When you work in archives, you collect many stories from the past—some touching, some hilarious, some unbelievable but true. With the Archives Short Fiction Contest, the SAA Publications Board invites you to try your hand at creating the story, using archives as the main character. The contest is open to all members of SAA.

Submission Guidelines: 

  • The story must feature an archives, an archivist, or archival materials.
  • Stories must be no more than 3,000 words in length and must be submitted in MS Word.
  • One submission per entrant.
  • Please do not submit work that has been previously published.
  • Submissions will be evaluated by a jury of three archivists (to be determined by the SAA Publications Board), who will select a winner.
  • Winner will receive a cash prize of $250. The winning entry will be published in Archival Outlook and as a featured item on the SAA website.
  • Author retains copyright but grants permission to SAA to publish winning entry.

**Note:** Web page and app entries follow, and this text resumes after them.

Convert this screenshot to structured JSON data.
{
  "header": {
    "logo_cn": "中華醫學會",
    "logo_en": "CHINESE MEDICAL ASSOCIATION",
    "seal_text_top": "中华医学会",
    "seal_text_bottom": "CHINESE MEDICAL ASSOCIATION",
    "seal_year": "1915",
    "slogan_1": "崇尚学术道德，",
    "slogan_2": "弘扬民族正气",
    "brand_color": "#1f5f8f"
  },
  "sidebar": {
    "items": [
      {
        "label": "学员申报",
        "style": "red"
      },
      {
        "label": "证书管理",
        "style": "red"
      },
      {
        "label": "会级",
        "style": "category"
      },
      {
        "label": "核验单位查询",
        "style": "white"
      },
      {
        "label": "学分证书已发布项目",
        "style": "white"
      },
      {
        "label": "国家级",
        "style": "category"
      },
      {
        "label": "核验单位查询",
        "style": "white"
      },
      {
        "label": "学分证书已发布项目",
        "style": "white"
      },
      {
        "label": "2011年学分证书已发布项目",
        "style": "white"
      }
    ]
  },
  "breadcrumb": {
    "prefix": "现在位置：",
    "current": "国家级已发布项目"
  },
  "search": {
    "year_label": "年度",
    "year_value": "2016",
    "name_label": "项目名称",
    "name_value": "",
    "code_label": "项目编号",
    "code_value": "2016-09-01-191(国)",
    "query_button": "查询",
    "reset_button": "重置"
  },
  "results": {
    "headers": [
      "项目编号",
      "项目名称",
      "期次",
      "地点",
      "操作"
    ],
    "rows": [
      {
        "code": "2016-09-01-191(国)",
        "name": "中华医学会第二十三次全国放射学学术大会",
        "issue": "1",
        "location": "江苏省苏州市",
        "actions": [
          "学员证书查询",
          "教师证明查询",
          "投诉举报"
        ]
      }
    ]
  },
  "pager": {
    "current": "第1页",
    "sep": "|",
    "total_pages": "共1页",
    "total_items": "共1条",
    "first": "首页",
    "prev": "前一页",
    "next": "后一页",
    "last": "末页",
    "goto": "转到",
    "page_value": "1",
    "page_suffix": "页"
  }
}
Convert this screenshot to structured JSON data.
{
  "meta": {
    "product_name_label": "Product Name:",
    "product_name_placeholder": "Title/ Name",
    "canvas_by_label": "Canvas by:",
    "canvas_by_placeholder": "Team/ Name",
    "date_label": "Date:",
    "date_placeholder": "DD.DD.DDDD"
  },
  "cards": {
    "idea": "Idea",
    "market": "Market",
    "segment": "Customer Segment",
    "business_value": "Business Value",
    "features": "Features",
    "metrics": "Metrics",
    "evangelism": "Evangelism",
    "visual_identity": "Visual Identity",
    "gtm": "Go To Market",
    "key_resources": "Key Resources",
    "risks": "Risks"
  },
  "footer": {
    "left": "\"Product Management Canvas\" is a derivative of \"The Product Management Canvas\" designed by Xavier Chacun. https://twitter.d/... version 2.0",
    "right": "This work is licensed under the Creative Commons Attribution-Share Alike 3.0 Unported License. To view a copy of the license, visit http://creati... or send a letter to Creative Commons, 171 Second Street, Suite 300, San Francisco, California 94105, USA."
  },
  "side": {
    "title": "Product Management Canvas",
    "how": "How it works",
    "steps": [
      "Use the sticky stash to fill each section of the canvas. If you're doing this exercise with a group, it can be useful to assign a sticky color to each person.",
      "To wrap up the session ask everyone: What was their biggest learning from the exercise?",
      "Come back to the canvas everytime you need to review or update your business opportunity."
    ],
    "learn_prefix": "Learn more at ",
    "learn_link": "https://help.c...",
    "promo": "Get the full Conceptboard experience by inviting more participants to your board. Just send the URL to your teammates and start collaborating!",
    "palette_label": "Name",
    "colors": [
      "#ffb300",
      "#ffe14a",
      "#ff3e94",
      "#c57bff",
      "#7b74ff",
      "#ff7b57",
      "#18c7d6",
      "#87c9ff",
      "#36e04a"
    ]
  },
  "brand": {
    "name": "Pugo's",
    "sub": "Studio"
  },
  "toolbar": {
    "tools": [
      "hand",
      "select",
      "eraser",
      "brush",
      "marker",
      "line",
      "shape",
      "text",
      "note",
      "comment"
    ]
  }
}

SAA Events on Writing and Publishing

‘Tis that time of year again! SAA is fast approaching and here are the opportunities to participate in their events related to writing and publishing.

Every year, I go to the Write Away Forum, toast to authors, and spend time in the bookstore. I like to hang out with others interested in writing and publishing. I cannot emphasize enough how participating in these can lead to opportunities. It is because of conversations I had at the Write Away Forum back in 2011 that began my involvement in SAA publishing.

So don’t be shy – if you have an idea for a book or article, want to get involved, or just wanting to find out more about the processes, go to these events and ask questions. All the SAA staff and editors are wonderful people to talk to. And if you see me – come say hi, I’d love to chat!

“What Does That Mean? Building SAA’s New Dictionary” Forum (Thursday, 7:30 am) – Shared language helps to define a community. Get the latest word on the forthcoming Dictionary of Archives Terminology and tweet new terms at #SAAwords.

“Write Away!” Forum (Friday, 7:30 am) – Write for SAA! Learn how to contribute content to American Archivist, Reviews Portal, Archival Outlook, case studies, blogs, and books, and ask questions of editors and staff.

Brown Bag Lunch Discussions (Friday, 12:30 pm) – Two options: Be among the first to read and chat about the forthcoming American Archivist article, “‘Be Damned Pushy at Times’: The Committee on the Status for Women and Feminism in the Archival Profession, 1972–1998” OR dive into the One Book, One Profession selection Perspectives on Women’s Archives. RSVP Abigail Christian at achristian@archivists.org.

Toast to SAA Authors (Thursday, 2:45-3:15) – Hoist a glass of lemonade to those who have written for SAA publications—journal, magazine, books, modules, case studies, literature and resource reviews—in the past year.

And of course don’t forget to stop at the bookstore!